To determine the statistical significance of the variable Price, we will be conducting a one-tailed hypothesis test (t-test). A t-test is used to determine the significance of the hypothesized coefficient produced by the regression. To test H0: A=0 (The hypothesized value) versus H1: A<0 (The alternate hypothesis) at the α level of significance, reject H0 if t is either
(t) ≤ -tα,n−1
Where A is the coefficient of the variable Price.
In this case, t = −1.854 and −tα/2,n−1 = -1.7396. Since −1.854 < -1.7396, we reject the null hypothesis in favor of the alternative hypothesis that the coefficient of the Price is less than 0.
Lastly, looking at the correlation of the variables, Corr(CO2 emissions, price of oil), we find that:
Corr(CO2 emissions, price of oil) = -0.42052344
A negative correlation is a relationship between two variables such that as the value of one variable increases, the other decreases. Therefore, as the price of crude oil increases, CO2 emissions decrease. This can imply that there is an inverse relationship between the price of carbon and its consumption.

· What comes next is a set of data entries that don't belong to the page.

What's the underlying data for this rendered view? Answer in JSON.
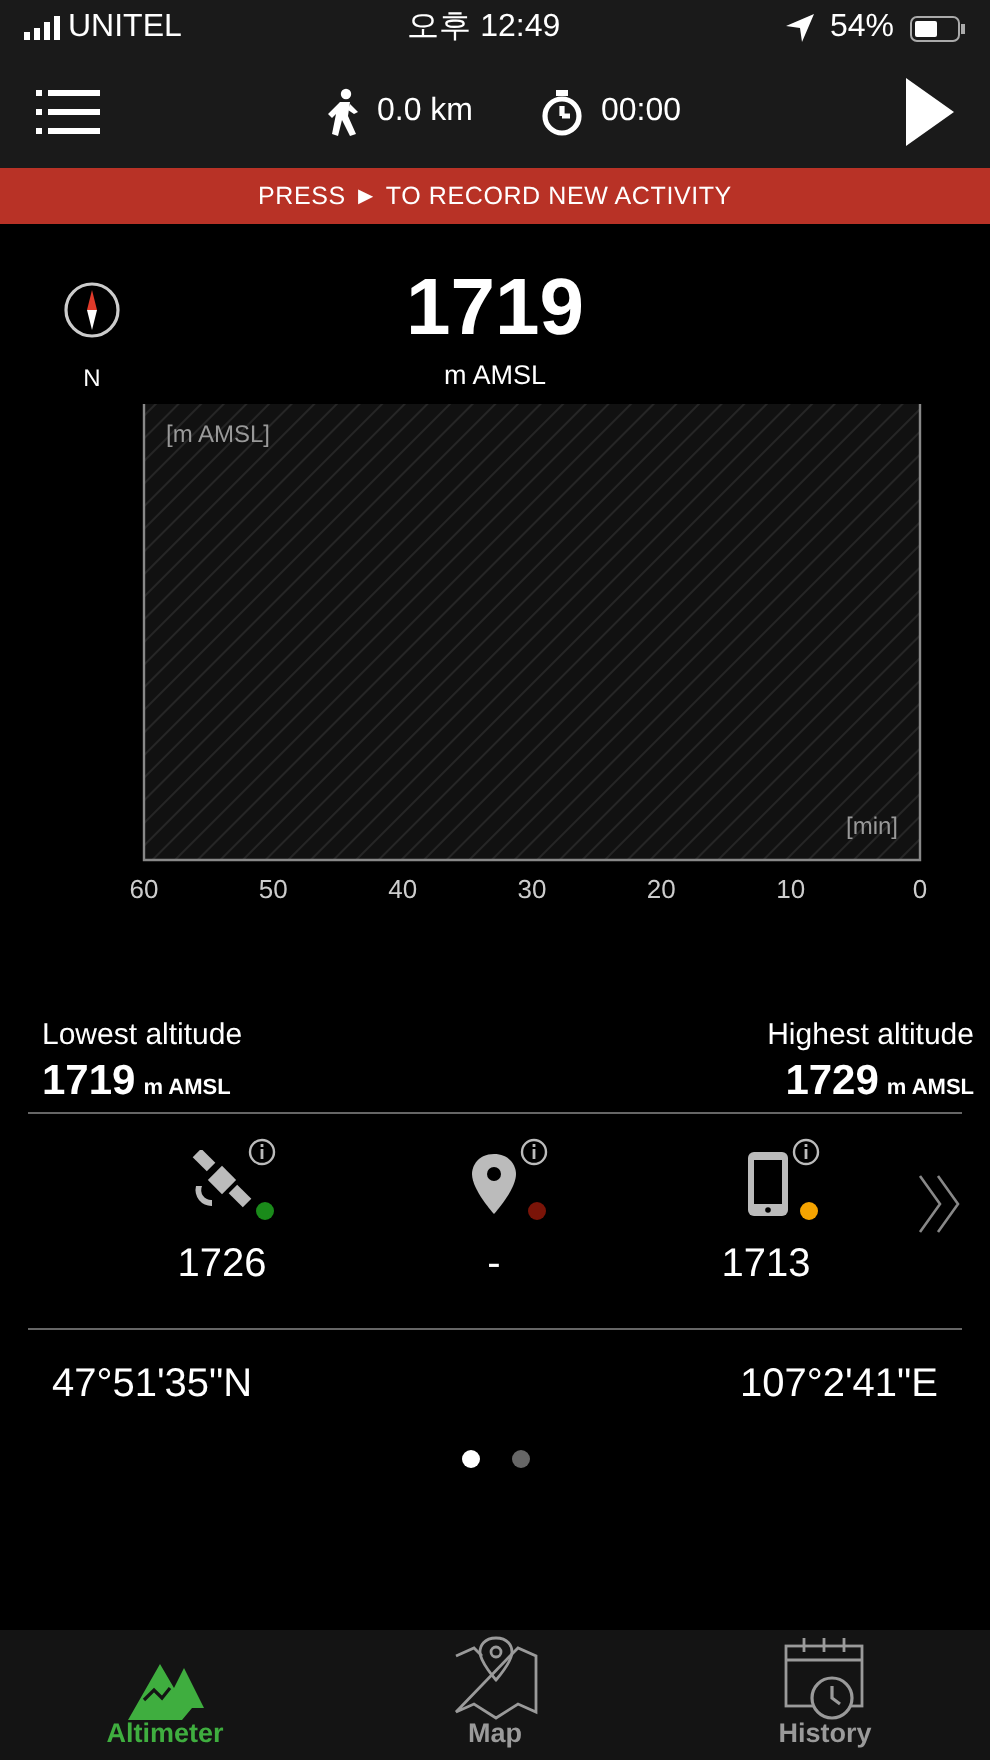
{
  "status_bar": {
    "carrier": "UNITEL",
    "time": "오후 12:49",
    "battery": "54%"
  },
  "toolbar": {
    "distance": "0.0 km",
    "duration": "00:00"
  },
  "banner": {
    "before": "PRESS",
    "symbol": "►",
    "after": "TO RECORD NEW ACTIVITY"
  },
  "compass": {
    "direction": "N"
  },
  "altitude": {
    "value": "1719",
    "unit": "m AMSL"
  },
  "chart": {
    "y_label": "[m AMSL]",
    "x_label": "[min]",
    "x_ticks": [
      "60",
      "50",
      "40",
      "30",
      "20",
      "10",
      "0"
    ]
  },
  "stats": [
    {
      "label": "Lowest altitude",
      "value": "1719",
      "unit": "m AMSL"
    },
    {
      "label": "Highest altitude",
      "value": "1729",
      "unit": "m AMSL"
    }
  ],
  "sources": [
    {
      "kind": "gps",
      "color": "#1a8a1a",
      "value": "1726"
    },
    {
      "kind": "location",
      "color": "#7a1408",
      "value": "-"
    },
    {
      "kind": "phone",
      "color": "#f5a300",
      "value": "1713"
    }
  ],
  "coordinates": {
    "latitude": "47°51'35\"N",
    "longitude": "107°2'41\"E"
  },
  "pages": [
    {
      "selected": true
    },
    {
      "selected": false
    }
  ],
  "tabs": [
    {
      "kind": "altimeter",
      "label": "Altimeter",
      "selected": true
    },
    {
      "kind": "map",
      "label": "Map",
      "selected": false
    },
    {
      "kind": "history",
      "label": "History",
      "selected": false
    }
  ]
}
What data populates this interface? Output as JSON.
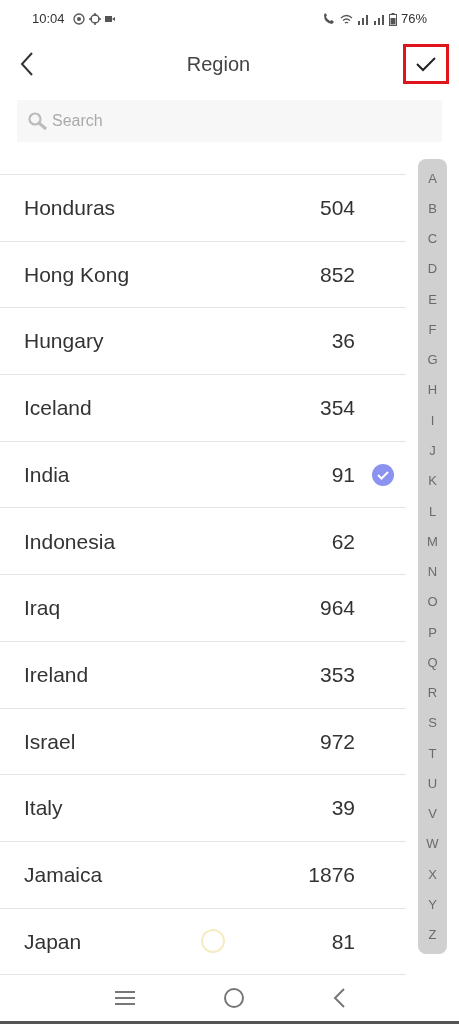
{
  "status_bar": {
    "time": "10:04",
    "battery": "76%"
  },
  "header": {
    "title": "Region",
    "confirm_highlighted": true
  },
  "search": {
    "placeholder": "Search"
  },
  "regions": [
    {
      "name": "Honduras",
      "code": "504",
      "selected": false
    },
    {
      "name": "Hong Kong",
      "code": "852",
      "selected": false
    },
    {
      "name": "Hungary",
      "code": "36",
      "selected": false
    },
    {
      "name": "Iceland",
      "code": "354",
      "selected": false
    },
    {
      "name": "India",
      "code": "91",
      "selected": true
    },
    {
      "name": "Indonesia",
      "code": "62",
      "selected": false
    },
    {
      "name": "Iraq",
      "code": "964",
      "selected": false
    },
    {
      "name": "Ireland",
      "code": "353",
      "selected": false
    },
    {
      "name": "Israel",
      "code": "972",
      "selected": false
    },
    {
      "name": "Italy",
      "code": "39",
      "selected": false
    },
    {
      "name": "Jamaica",
      "code": "1876",
      "selected": false
    },
    {
      "name": "Japan",
      "code": "81",
      "selected": false
    }
  ],
  "index_letters": [
    "A",
    "B",
    "C",
    "D",
    "E",
    "F",
    "G",
    "H",
    "I",
    "J",
    "K",
    "L",
    "M",
    "N",
    "O",
    "P",
    "Q",
    "R",
    "S",
    "T",
    "U",
    "V",
    "W",
    "X",
    "Y",
    "Z"
  ]
}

According to these results, a carbon tax would effectively mitigate the use of fossil fuels in the United States.
Approximately 82% of greenhouse gas emissions in the US are a result of our burning oil, coal, and natural gas. The objective of this research was to determine the effectiveness of a carbon tax to mitigate the use of fossil fuels and reduce carbon emissions. Through observation of countries with successful carbon tax policies, current legislation concerning fossil fuel production and consumption, and statistical analysis, we determined that implementing a carbon tax is an effective tool in mitigating carbon emissions by demonstrating that there exists an inverse relationship between the price of fossil fuels and their consumption.
Our analysis shows that a carbon tax is an effective method to mitigate the use of fossil fuels. The creation of a carbon tax raises the issue of what to do with the tax revenue raised by this new policy. Proposals have included issuing a rebate, investing in clean energy technology, and using these funds to decrease the US government’s deficit. We determined that the best uses for the revenue generated from a carbon tax would be to offer a rebate to lower and middle class individuals while also investing in research for new technologies in clean and renewable energy in order to decrease the costs of renewable energy sources and methods.
1 “Know the Legislation.” Price on Carbon. 4 Jan. 2019, 21 Apr. 2019, https://priceoncarbon.org/business-society/history-of-federal-legislation-2/.
2 “Paris Climate Agreement Q&A.” Center for Climate and Energy Solutions. 7 Jan. 2019, 21 Apr. 2019, https://www.c2es.org/content/paris-climate-agreement-qa/.
3 “Impose a Tax on Emissions of Greenhouse Gases.” Congressional Budget Office, 8 Dec. 2016, www.cbo.gov/budget-options/2016/52288.
4 “U.S. State Clean Vehicle Policies and Incentives.” Center for Climate and Energy Solutions, 15 Feb. 2019, www.c2es.org/document/us-state-clean-vehicle-policies-and-incentives/.
5 Specht, Steven. “Developing an International Carbon Tax Regime.” Sustainable Development Law & Policy, vol. 16, no. 2, 2016, pp. 30–31, https://digitalcommons.wcl.american.edu/sdlp/vol16/iss2/5/.
6 Specht, Steven. “Developing an International Carbon Tax Regime.” Sustainable Development Law & Policy, vol. 16, no. 2, 2016, pp. 29–30, https://digitalcommons.wcl.american.edu/sdlp/vol16/iss2/5/.
7 Porter, Eduardo. “Does a Carbon Tax Work? Ask British Columbia.” The New York Times, 21 Dec. 2017, www.nytimes.com/2016/03/02/business/does-a-carbon-tax-work-ask-british-columbia.html.
8 Scharin, Henrik, and Jenny Wallström. “The Swedish Carbon Tax- An Overview.” 5 Mar. 2018, pp. 17–30, www.enveco.se/wp-content/uploads/2018/03/Anthesis-Enveco-rapport-2018-3.-The-Swedish-CO2-tax-an-overview.pdf.
9 “Putting a Price on Emissions: Polluters Should Pay.” 2 Apr. 2018, www.unfccc.int/sites/default/files/resource/119_TalanoaSubmissionNorway1apr2018END_rev.pdf.